▶ _Problem statement_
Once the data has been read, restate all of it exactly.

▶ _Records for the exercise_
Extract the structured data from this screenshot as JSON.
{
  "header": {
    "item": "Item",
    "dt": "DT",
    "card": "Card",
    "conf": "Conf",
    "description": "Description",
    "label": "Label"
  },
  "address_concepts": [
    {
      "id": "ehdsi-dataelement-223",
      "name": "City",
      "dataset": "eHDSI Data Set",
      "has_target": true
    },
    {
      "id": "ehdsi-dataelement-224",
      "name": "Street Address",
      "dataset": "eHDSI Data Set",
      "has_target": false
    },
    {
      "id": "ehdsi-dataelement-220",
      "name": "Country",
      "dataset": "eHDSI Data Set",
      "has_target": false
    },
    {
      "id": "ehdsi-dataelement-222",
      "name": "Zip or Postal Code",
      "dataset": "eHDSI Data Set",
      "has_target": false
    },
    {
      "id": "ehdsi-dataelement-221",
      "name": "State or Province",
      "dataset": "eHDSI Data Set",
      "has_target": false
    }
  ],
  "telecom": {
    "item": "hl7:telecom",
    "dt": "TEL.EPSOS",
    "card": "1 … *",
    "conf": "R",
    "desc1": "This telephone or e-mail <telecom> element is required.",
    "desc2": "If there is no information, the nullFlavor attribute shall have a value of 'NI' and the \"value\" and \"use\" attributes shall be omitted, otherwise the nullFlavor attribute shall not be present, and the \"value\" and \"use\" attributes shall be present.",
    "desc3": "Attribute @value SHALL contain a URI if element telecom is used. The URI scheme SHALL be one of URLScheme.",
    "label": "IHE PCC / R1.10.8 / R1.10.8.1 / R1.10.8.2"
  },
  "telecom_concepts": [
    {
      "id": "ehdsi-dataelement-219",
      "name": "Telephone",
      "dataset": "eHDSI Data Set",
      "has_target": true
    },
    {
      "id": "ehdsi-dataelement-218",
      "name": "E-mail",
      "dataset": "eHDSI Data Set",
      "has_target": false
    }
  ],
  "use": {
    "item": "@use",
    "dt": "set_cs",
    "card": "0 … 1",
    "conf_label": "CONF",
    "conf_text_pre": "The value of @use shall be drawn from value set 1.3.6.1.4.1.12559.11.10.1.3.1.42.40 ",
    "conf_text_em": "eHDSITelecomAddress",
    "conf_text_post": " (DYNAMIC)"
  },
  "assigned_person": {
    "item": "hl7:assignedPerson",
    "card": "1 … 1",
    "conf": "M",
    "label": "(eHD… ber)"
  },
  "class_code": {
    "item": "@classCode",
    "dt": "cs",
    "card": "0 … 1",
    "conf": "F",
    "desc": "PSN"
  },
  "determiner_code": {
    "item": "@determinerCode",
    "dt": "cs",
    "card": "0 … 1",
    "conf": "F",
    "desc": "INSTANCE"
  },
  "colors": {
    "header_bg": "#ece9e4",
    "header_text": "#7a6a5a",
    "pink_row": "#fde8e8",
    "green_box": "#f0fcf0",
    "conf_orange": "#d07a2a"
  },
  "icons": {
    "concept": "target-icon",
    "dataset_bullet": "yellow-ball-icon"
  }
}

▶ _Exercise solution_
Extract the structured data from this screenshot as JSON.
{
  "header": {
    "item": "Item",
    "dt": "DT",
    "card": "Card",
    "conf": "Conf",
    "description": "Description",
    "label": "Label"
  },
  "address_concepts": [
    {
      "id": "ehdsi-dataelement-223",
      "name": "City",
      "dataset": "eHDSI Data Set",
      "has_target": true
    },
    {
      "id": "ehdsi-dataelement-224",
      "name": "Street Address",
      "dataset": "eHDSI Data Set",
      "has_target": false
    },
    {
      "id": "ehdsi-dataelement-220",
      "name": "Country",
      "dataset": "eHDSI Data Set",
      "has_target": false
    },
    {
      "id": "ehdsi-dataelement-222",
      "name": "Zip or Postal Code",
      "dataset": "eHDSI Data Set",
      "has_target": false
    },
    {
      "id": "ehdsi-dataelement-221",
      "name": "State or Province",
      "dataset": "eHDSI Data Set",
      "has_target": false
    }
  ],
  "telecom": {
    "item": "hl7:telecom",
    "dt": "TEL.EPSOS",
    "card": "1 … *",
    "conf": "R",
    "desc1": "This telephone or e-mail <telecom> element is required.",
    "desc2": "If there is no information, the nullFlavor attribute shall have a value of 'NI' and the \"value\" and \"use\" attributes shall be omitted, otherwise the nullFlavor attribute shall not be present, and the \"value\" and \"use\" attributes shall be present.",
    "desc3": "Attribute @value SHALL contain a URI if element telecom is used. The URI scheme SHALL be one of URLScheme.",
    "label": "IHE PCC / R1.10.8 / R1.10.8.1 / R1.10.8.2"
  },
  "telecom_concepts": [
    {
      "id": "ehdsi-dataelement-219",
      "name": "Telephone",
      "dataset": "eHDSI Data Set",
      "has_target": true
    },
    {
      "id": "ehdsi-dataelement-218",
      "name": "E-mail",
      "dataset": "eHDSI Data Set",
      "has_target": false
    }
  ],
  "use": {
    "item": "@use",
    "dt": "set_cs",
    "card": "0 … 1",
    "conf_label": "CONF",
    "conf_text_pre": "The value of @use shall be drawn from value set 1.3.6.1.4.1.12559.11.10.1.3.1.42.40 ",
    "conf_text_em": "eHDSITelecomAddress",
    "conf_text_post": " (DYNAMIC)"
  },
  "assigned_person": {
    "item": "hl7:assignedPerson",
    "card": "1 … 1",
    "conf": "M",
    "label": "(eHD… ber)"
  },
  "class_code": {
    "item": "@classCode",
    "dt": "cs",
    "card": "0 … 1",
    "conf": "F",
    "desc": "PSN"
  },
  "determiner_code": {
    "item": "@determinerCode",
    "dt": "cs",
    "card": "0 … 1",
    "conf": "F",
    "desc": "INSTANCE"
  },
  "colors": {
    "header_bg": "#ece9e4",
    "header_text": "#7a6a5a",
    "pink_row": "#fde8e8",
    "green_box": "#f0fcf0",
    "conf_orange": "#d07a2a"
  },
  "icons": {
    "concept": "target-icon",
    "dataset_bullet": "yellow-ball-icon"
  }
}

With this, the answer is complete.